Symptoms can include tremors, difficulty walking, mood swings, uncomfortable tingling and burning, difficulty speaking, vision problems, balance issues, fatigue, urinary issues, and cognitive issues.
‘Maria’ experienced many of these symptoms, and eventually had to stop working and had to rely on Social Security disability benefits.
But as her physical health deteriorated, she felt her spiritual health was, too.
“Here, I’m realizing I’m not going to church. I’m not praying, I’m not wrestling with God anymore,” she said. “I was just giving up.”
She had moved in with relatives over the years.
Most recently, she could no longer stay with a relative, which left her with little options.
She called the Lebanon County Assistance Office and they gave her three phone numbers. One of those phone numbers was for FRESH Start. When she called, she spoke to Amanda, LCCM’s shelter support staff member.
“I said ‘I’m disabled, I don’t have anywhere to go and I need help.’” she said.
When she arrived at LCCM’s FRESH start, she was thankful for shelter but says she asked God why this was happening.
“I worked so hard in my life, why am I here?” she said. “I said God, please, I need positive people and that push.”
Fresh Start staff encouraged ‘Maria,’ as she applied for apartments and offered comfort to her in her time of need. This resulted in some much-needed rest.
“I slept like I haven’t in months. I’m being fed, and I’m doing what I’m supposed to do. I’m following the rules,” she said.
Still, ‘Maria’ struggled to find a home. Due to the shortage of affordable housing units in Lebanon County, it was difficult to find an apartment.
“I said, ‘but God, what else do you want?

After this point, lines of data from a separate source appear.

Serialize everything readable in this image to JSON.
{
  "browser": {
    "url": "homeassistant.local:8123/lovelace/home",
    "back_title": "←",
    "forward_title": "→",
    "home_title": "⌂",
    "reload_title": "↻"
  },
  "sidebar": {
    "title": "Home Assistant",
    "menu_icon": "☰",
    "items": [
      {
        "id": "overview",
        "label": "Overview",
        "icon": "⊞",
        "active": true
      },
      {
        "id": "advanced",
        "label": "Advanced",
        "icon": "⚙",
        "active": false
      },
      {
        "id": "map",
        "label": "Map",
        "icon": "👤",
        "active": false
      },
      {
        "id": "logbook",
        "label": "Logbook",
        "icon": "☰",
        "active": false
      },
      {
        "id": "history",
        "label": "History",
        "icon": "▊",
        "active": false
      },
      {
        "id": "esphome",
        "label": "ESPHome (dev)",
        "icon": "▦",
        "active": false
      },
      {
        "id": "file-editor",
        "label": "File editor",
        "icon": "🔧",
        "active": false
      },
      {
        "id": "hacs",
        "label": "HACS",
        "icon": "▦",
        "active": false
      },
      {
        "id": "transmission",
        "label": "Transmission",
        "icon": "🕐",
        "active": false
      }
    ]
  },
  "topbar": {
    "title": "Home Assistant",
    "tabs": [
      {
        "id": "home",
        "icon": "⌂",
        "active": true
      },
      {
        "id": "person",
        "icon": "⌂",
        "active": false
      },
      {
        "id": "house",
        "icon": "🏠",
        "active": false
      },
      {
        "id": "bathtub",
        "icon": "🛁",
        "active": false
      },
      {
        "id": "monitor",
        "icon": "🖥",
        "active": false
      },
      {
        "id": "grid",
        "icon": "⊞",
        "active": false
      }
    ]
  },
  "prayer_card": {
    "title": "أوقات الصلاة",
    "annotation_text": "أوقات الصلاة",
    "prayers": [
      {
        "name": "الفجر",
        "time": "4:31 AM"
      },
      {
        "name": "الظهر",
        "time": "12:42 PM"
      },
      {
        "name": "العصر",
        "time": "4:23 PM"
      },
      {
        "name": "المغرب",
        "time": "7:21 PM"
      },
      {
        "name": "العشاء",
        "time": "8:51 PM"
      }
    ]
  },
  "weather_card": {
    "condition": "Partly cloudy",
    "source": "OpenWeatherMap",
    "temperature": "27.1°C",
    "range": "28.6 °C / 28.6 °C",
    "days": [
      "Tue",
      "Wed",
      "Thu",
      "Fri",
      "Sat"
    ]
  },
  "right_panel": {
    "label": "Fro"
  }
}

I’m not questioning it, but just give me that light, give me that hope.”
She kept turning to Psalm 17 for comfort.
“Protect me, guide me and take me in your wings,” she prayed. “Light that path.”
She said every time she got defeated, LCCM staff encouraged her and cheered her on, reminding her to have faith.
She had sent a text to her friends up and down the East Coast who prayed hard for her as well.
Then, in July, her prayers were answered.
“They said, ‘congratulations, we’re giving you the apartment,” she said. “I can’t stop crying because I’m so overwhelmed with joy.”
Maria credits God, prayer and LCCM staff for helping her, and encourages anyone struggling with homelessness to reach out.
“I had to go through this because I’m just a little grain, you know. I’m not the only one,” she said. “I would encourage anybody who has been abused, who stopped using drugs, who are needy and have their kids to get themselves together and come here because not only are you going to get people who are spiritual and have that bond with God and only have kind words, but you can come here and get yourself together. This is where it’s at.
I said to God, I need a fresh start,” she said. “And look, I’m here.”
Lebanon County Christian Ministries